Advantages: Relatively safe, several tax benefits, and it creates generational wealth; meaning these are things that could stay within your family line. The returns are typically 4-5% in this bucket. They aren’t meant to outpace inflation by a terrible sum, but enough to diversify your wealth and secure tangible assets.
Disadvantages: This bucket is probably out of many’s reach right now due to the capital requirements. Even still, it is not a bucket I am focused on due to this significant disadvantage: your capital is tied up in the short term. I am personally not at a place where I want my capital tied up, all of it is in the midterm bucket until I have reached my financial goals and am ready to move on.
Purpose: Well…to retire. I’m sure many of you are familiar with this bucket but a lot of younger folks (myself included) seem to have forgotten that we will one day need to rely on funds in order to survive. We don’t put enough emphasis on this bucket earlier on in life.
Asset Classes: Roth 401k, 401k, Roth IRA, IRA, Variable Annuity
Advantages: A large advantage to this bucket is the tax advantage. Depending on which direction you go, you could end up with tax-deferred or even tax-free growth. Because the market generally trends upward, this also means on a long enough horizon you will see larger returns. The biggest benefit and the prime reason I utilize this bucket is the 401k company match. To turn that down is equivalent to denying free money.
Disadvantages: You cannot forget that this is still the market, so you are still held to similar disadvantages as the mid-term bucket. The market could move against you and market or independent emotion could play a factor as well. Another disadvantage is that it is virtually illiquid, while you are able to take your money out you will be hit with a pretty severe penalty. This in conjunction with personal emotion could add up to serious financial disaster. The final disadvantage is that annual contributions are capped. IRA’s are capped at $6000 and 401k’s are capped at $19,500. Even if you have the wealth to fully commit to both of these for 60 straight years that would equate to roughly $1.5M (of course not including the returns)

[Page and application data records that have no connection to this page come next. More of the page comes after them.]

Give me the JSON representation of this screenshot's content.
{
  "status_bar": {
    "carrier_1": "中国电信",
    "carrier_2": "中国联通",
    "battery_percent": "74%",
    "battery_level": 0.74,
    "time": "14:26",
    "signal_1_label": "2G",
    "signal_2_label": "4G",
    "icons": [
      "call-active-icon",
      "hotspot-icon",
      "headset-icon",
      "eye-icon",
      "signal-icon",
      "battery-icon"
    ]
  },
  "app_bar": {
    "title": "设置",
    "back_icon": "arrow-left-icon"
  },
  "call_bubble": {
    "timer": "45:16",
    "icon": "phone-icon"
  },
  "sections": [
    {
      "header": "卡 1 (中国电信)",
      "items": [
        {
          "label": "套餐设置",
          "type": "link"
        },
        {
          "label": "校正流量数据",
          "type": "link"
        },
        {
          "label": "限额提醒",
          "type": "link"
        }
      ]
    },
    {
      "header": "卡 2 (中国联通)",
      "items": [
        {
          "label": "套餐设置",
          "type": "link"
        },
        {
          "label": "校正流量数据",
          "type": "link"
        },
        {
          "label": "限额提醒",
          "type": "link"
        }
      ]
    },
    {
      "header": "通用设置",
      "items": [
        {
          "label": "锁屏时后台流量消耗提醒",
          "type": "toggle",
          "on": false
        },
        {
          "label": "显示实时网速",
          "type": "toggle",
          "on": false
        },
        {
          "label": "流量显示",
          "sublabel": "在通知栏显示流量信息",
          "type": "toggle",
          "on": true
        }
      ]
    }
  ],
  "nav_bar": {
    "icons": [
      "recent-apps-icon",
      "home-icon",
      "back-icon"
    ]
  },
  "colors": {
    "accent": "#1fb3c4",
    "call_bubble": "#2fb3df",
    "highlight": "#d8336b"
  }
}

I truthfully don’t believe anyone should even consider investing until they have their short term bucket full. It will make you a better investor by helping mitigate emotional response and will also provide peace of mind to allow you to practice patience in the market. On the other side, for those who have filled their short-term bucket and continue adding to their savings account, you are quite literally throwing money away and should consider at least one, if not all, of these follow-on buckets.
The tutorial series will be focused heavily on the mid-term bucket, primarily regarding stocks. This bucket is single handedly the largest creator of wealth in the entire world.

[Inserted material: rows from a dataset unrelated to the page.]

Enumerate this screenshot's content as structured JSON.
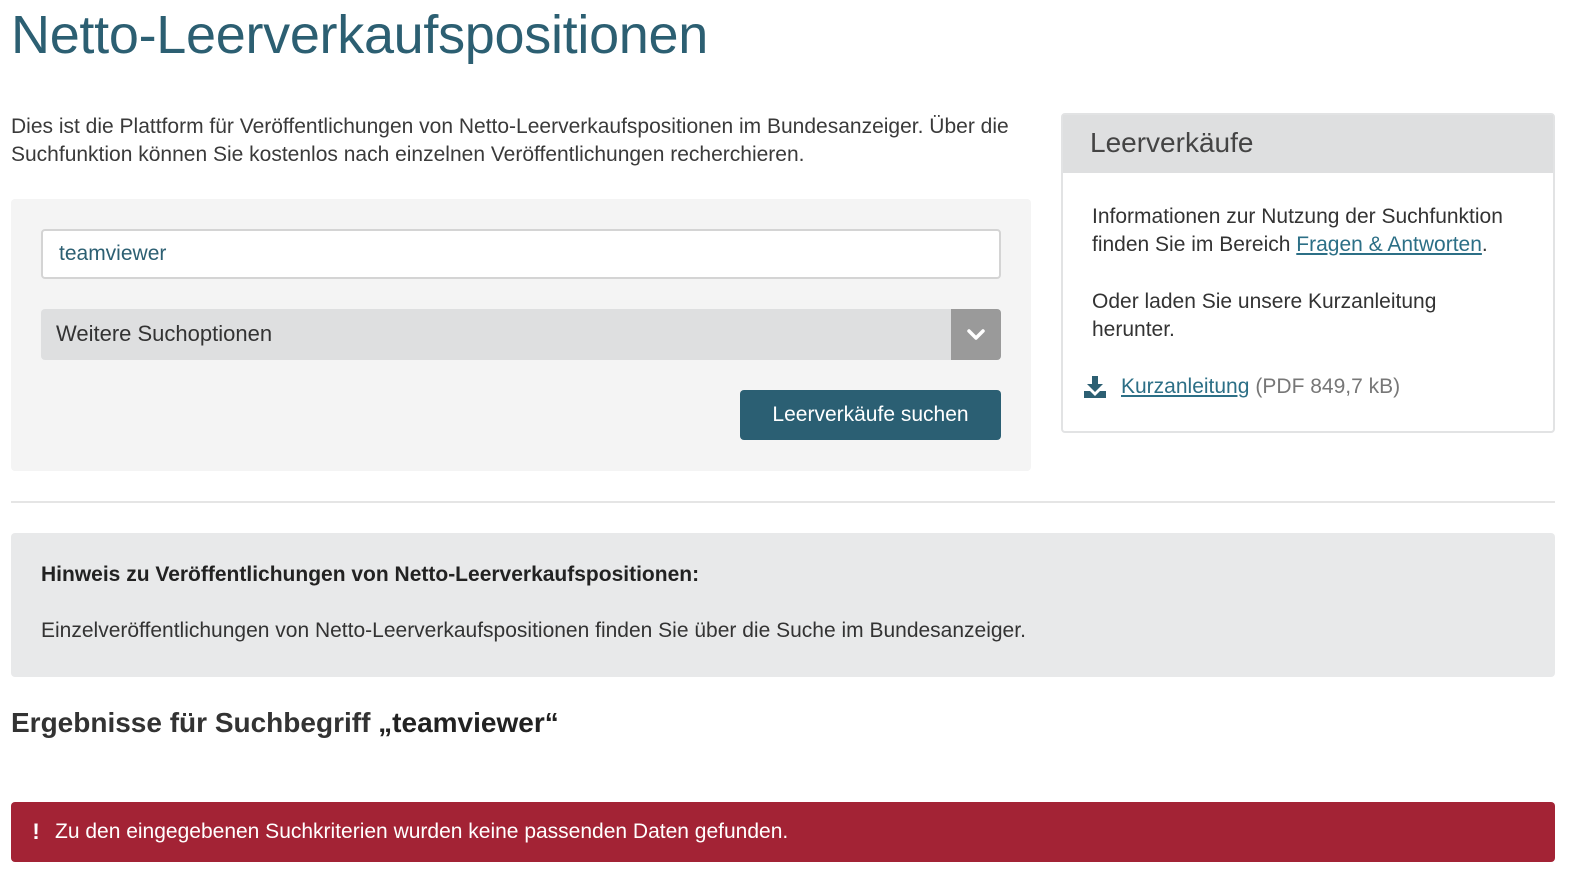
{
  "page": {
    "title": "Netto-Leerverkaufspositionen",
    "intro": "Dies ist die Plattform für Veröffentlichungen von Netto-Leerverkaufspositionen im Bundesanzeiger. Über die Suchfunktion können Sie kostenlos nach einzelnen Veröffentlichungen recherchieren."
  },
  "search": {
    "value": "teamviewer",
    "options_label": "Weitere Suchoptionen",
    "button_label": "Leerverkäufe suchen"
  },
  "sidebar": {
    "title": "Leerverkäufe",
    "info_text_before": "Informationen zur Nutzung der Suchfunktion finden Sie im Bereich ",
    "faq_link": "Fragen & Antworten",
    "info_text_after": ".",
    "guide_text": "Oder laden Sie unsere Kurzanleitung herunter.",
    "download_label": "Kurzanleitung",
    "download_meta": "(PDF 849,7 kB)"
  },
  "notice": {
    "title": "Hinweis zu Veröffentlichungen von Netto-Leerverkaufspositionen:",
    "text": "Einzelveröffentlichungen von Netto-Leerverkaufspositionen finden Sie über die Suche im Bundesanzeiger."
  },
  "results": {
    "prefix": "Ergebnisse für Suchbegriff ",
    "term": "„teamviewer“"
  },
  "alert": {
    "icon": "!",
    "message": "Zu den eingegebenen Suchkriterien wurden keine passenden Daten gefunden."
  },
  "colors": {
    "primary": "#2b5f73",
    "error": "#a32335",
    "panel": "#f4f4f4"
  },
  "icons": {
    "options": "chevron-down-icon",
    "download": "download-icon",
    "alert": "exclamation-icon"
  }
}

The long term bucket is a fantastic way to give peace of mind, diversify your wealth, and create generational wealth for your family and legacy. However, the capital requirements and short term lockup makes this something we won’t focus on in the series until a much later date. I hope that myself and you will be considering adding to this bucket at the same time and we could open a new series on this bucket specifically.
The retirement bucket isn’t something that should be ignored but should be getting added to gradually over a long timeline. Truthfully, I expect to retire from the mid-term bucket, however, I am adding to this bucket solely due to the 401k match by my employers.
TL;DR: Before you begin investing, or even if you have and don’t really know what you should do with this money, you should consider learning a bit about finance first. As we continue to crowd source and share information, I hope this generation to exhibit enough knowledge, perseverance, and grit to create a real shift in wealth distribution. Follow me for the tutorials to come. I look forward to your thoughts and questions.
Disclaimer: I am not a financial advisor, I am passionate about finance and have utilized certain tools and ideologies to take control of my money and work towards true financial freedom. None of what I say is direct advice and should not be interpreted as such. These are simply things that have worked for me and I want to share them with you.